If the name means nothing to you, that’s understandable; KOD are one of pop music’s great might-have-been stories, a band who combined the widescreen guitars of My Bloody Valentine with the pin-sharp lyricism of Morrissey or Elvis Costello, yet fell far short of emulating the careers of any of these people, despite passionate championing by a few music critics.
I’ve heard it suggested, a few times, that one reason KOD didn’t achieve more mainstream success was that their singer, Patrick Fitzgerald, was gay and wrote openly and explicitly about it, but the band played what was considered “straight” music – guitar rock.
I’m inclined to think there’s something in this, even if many more mundane factors were also at play. As a straight man whose favourite musicians are mostly gay (Fitzgerald, Mark Eitzel, Rufus Wainwright, the Pet Shop Boys), I’ve long been fascinated by people’s inability to see past stereotypes. Back in 2006, I interviewed Steven Thomson, director of the Glasgay! festival, who told me about a box office disaster he’d had at Tramway with a show he described as “a piece of performance art, wonderfully staged, and only about 50 people came to see it because we had Glasgay! stamped all over the poster”. He believed this was prejudice – that the venue’s audience were expecting “drag queens and cabaret”. The next year he played down Glasgay!’s involvement in one of its own commissions to ensure a “mainstream” (ie heterosexual) audience would come to see it.

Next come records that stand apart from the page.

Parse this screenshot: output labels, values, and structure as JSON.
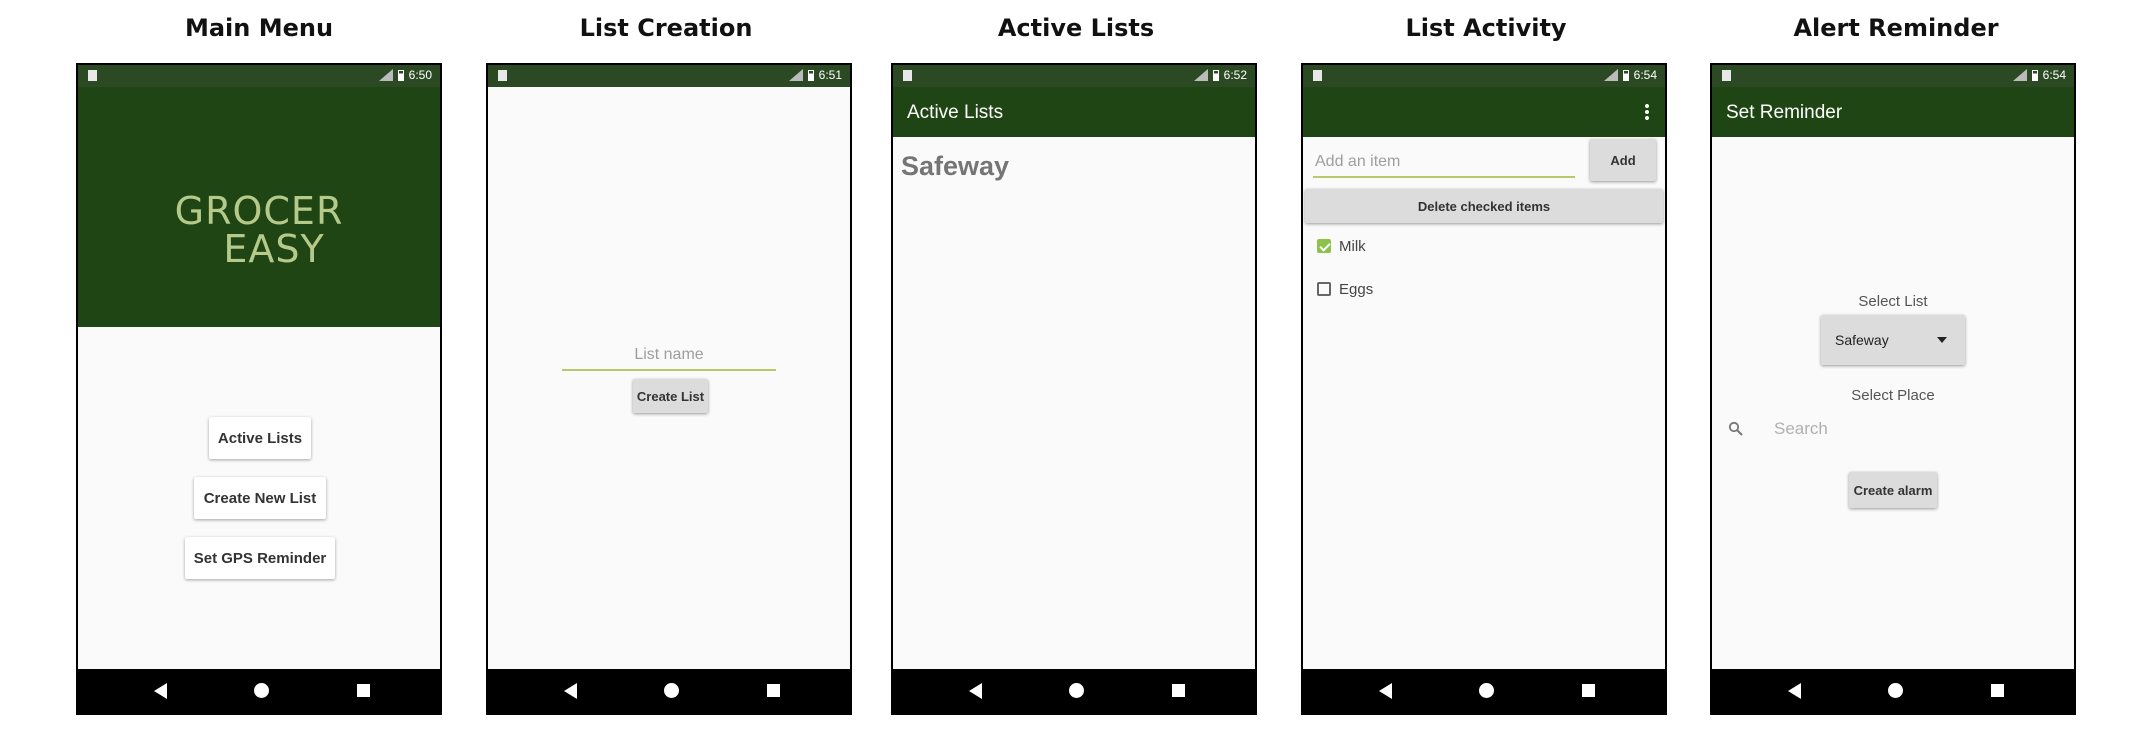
{
  "captions": [
    "Main Menu",
    "List Creation",
    "Active Lists",
    "List Activity",
    "Alert Reminder"
  ],
  "times": [
    "6:50",
    "6:51",
    "6:52",
    "6:54",
    "6:54"
  ],
  "logo": {
    "line1": "GROCER",
    "line2": "EASY"
  },
  "main_menu": {
    "buttons": [
      "Active Lists",
      "Create New List",
      "Set GPS Reminder"
    ]
  },
  "list_creation": {
    "placeholder": "List name",
    "button": "Create List"
  },
  "active_lists": {
    "title": "Active Lists",
    "items": [
      "Safeway"
    ]
  },
  "list_activity": {
    "placeholder": "Add an item",
    "add_button": "Add",
    "delete_button": "Delete checked items",
    "items": [
      {
        "label": "Milk",
        "checked": true
      },
      {
        "label": "Eggs",
        "checked": false
      }
    ]
  },
  "alert_reminder": {
    "title": "Set Reminder",
    "select_list_label": "Select List",
    "selected_list": "Safeway",
    "select_place_label": "Select Place",
    "search_placeholder": "Search",
    "create_button": "Create alarm"
  },
  "colors": {
    "status_bar": "#2b4a23",
    "app_bar": "#1e4513",
    "accent": "#8bc34a"
  }
}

I thought this was a curious strategy at the time, but he must have been doing something right: Glasgay! celebrates its 20th anniversary this year, with Thomson still in charge and his mission to make the festival a bigger, more mainstream event largely accomplished. This year, for the first time, Glasgow City Council will host a civic reception for the festival’s opening. Glasgay! is now officially part of the establishment.
This is, in many obvious ways, a healthy thing, and reflects the “mainstreaming” of British gay life in general – soon, hopefully, to culminate in a law that will allow gay Scots to get married. I argued in this column a couple of years ago that reality TV can probably take as much credit for this maturing of attitudes as more conscious campaigning. Purely by being the most obviously normal, well-balanced people in the room, Anna Nolan and Brian Dowling on Big Brother, Alex Parks on Fame Academy and Will Young on Pop Idol all helped skewer prejudices about gay “lifestyle”. It’s striking that the cover star for Glasgay!’s 20th anniversary brochure is a very ordinary-looking middle-aged woman in glasses and a tank top (Jackie Kay, also on the bill of the first Glasgay! back in 1993).
The question is, where does Glasgay! go from here? There’s an argument to be made that, in “mainstreaming” anything – from a band to a festival – the thing in question loses its edge, its radicalism, perhaps the thing that makes it art. Thomson used to describe Glasgay! as a celebration of “queer culture” – a culture, as I understood it at least, of outsiders battling to find a place in the world. Now, more prosaically, it’s just a “celebration of LGBT culture”.
As a straight man, I’m cautious about trying to develop this argument further. I have no personal stake in whether Glasgay! is “mainstream” or anything else. So I’ll leave it to the organisers of a Glasgay! event on 16 October called What’s Next For Queer Performance? The only other comment I’ll make about Glasgay!’s anniversary programme is to say I’m particularly looking forward to Cured, a new play by Roadkill writer Stef Smith about a 40-year-old woman booking herself into a clinic that claims it can cure her “homosexual tendencies” – a reminder of how far outside the mainstream many gay people still find themselves.
As for Kitchens of Distinction, I wonder – but of course will never know – whether they would have been more successful if they formed now. Neil Tennant kept quiet about his sexuality for years, concerned that the Pet Shop Boys would be pigeonholed as a “gay band”. That was canny of him, but it’s sad that he felt he needed to.